Task objective – For the data below, tally how many lines contain "aliquam" and answer only with that tally.

Task data –
###

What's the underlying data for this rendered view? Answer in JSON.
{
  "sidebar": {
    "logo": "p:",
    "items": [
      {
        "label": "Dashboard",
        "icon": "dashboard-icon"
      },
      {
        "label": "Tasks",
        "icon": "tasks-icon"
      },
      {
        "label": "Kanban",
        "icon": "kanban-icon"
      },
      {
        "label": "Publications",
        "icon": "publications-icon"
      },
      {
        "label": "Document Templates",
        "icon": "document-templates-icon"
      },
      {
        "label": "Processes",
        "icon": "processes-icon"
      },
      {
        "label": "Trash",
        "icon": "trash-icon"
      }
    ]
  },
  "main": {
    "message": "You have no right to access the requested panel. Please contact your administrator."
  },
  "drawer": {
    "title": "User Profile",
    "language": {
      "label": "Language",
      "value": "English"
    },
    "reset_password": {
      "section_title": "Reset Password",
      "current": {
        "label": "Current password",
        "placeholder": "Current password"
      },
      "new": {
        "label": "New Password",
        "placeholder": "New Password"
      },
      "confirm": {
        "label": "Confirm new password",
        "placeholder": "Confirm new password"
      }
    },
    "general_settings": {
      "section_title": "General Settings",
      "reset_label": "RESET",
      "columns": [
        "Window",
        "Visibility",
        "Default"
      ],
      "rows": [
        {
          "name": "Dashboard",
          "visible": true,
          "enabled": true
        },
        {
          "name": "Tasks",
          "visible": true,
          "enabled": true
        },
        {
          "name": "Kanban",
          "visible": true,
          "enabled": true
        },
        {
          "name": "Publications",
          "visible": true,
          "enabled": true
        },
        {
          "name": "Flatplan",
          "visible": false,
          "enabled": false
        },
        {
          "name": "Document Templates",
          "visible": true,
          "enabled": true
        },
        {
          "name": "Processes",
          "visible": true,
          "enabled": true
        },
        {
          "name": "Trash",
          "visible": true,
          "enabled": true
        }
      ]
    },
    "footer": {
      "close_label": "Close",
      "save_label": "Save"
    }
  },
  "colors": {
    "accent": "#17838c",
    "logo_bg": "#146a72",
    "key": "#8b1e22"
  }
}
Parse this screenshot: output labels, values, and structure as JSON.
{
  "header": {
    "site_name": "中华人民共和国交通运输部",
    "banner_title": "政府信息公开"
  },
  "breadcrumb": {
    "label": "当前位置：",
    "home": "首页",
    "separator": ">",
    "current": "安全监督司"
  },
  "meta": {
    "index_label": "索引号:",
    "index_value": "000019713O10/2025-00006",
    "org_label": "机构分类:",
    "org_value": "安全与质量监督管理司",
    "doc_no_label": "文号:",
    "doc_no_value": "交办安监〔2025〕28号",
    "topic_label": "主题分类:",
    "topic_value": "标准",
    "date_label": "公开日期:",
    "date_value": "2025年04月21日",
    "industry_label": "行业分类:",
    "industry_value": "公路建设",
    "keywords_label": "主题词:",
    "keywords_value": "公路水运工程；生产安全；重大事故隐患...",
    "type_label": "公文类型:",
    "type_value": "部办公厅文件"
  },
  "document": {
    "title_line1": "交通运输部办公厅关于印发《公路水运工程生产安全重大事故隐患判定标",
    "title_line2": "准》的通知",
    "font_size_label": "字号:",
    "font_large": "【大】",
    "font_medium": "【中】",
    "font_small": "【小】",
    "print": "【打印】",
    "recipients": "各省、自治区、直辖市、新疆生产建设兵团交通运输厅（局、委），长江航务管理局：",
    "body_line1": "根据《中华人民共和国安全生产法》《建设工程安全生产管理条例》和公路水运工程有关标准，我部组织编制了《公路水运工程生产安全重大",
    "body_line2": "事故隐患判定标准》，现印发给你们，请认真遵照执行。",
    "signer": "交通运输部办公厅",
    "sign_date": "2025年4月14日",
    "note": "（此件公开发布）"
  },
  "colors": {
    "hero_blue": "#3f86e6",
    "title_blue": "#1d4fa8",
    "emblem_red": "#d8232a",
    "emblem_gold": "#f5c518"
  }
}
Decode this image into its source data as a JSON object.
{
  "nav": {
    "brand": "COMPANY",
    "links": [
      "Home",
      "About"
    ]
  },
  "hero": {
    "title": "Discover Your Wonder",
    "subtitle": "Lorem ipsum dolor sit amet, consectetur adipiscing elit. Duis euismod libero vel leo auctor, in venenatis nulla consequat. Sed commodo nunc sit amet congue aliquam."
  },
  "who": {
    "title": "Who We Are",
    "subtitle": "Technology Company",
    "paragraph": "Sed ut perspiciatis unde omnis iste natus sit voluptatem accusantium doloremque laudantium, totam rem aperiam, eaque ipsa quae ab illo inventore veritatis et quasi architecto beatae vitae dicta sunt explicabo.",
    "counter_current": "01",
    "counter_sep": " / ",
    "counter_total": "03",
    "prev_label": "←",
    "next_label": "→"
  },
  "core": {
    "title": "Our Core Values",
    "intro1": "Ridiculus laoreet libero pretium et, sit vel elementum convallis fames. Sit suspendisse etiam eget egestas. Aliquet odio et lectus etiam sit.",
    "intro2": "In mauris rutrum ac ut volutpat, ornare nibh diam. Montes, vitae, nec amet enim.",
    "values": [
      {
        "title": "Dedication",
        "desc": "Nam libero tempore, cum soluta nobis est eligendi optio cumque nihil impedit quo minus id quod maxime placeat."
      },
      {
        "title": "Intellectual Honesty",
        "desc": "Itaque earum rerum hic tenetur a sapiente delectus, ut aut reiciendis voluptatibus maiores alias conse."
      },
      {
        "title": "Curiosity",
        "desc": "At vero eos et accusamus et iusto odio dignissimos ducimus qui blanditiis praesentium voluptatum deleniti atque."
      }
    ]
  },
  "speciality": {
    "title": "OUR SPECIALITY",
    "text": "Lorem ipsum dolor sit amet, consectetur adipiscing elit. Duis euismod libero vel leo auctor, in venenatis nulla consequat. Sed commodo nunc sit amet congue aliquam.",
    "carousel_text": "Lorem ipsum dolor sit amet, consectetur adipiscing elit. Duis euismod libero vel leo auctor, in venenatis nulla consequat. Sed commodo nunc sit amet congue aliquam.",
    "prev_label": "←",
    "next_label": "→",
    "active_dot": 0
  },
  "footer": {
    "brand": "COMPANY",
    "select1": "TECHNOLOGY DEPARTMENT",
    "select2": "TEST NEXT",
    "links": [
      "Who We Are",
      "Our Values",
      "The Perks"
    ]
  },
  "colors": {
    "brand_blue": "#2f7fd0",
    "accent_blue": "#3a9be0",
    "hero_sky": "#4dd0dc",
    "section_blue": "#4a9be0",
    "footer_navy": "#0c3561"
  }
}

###

Written answer – 3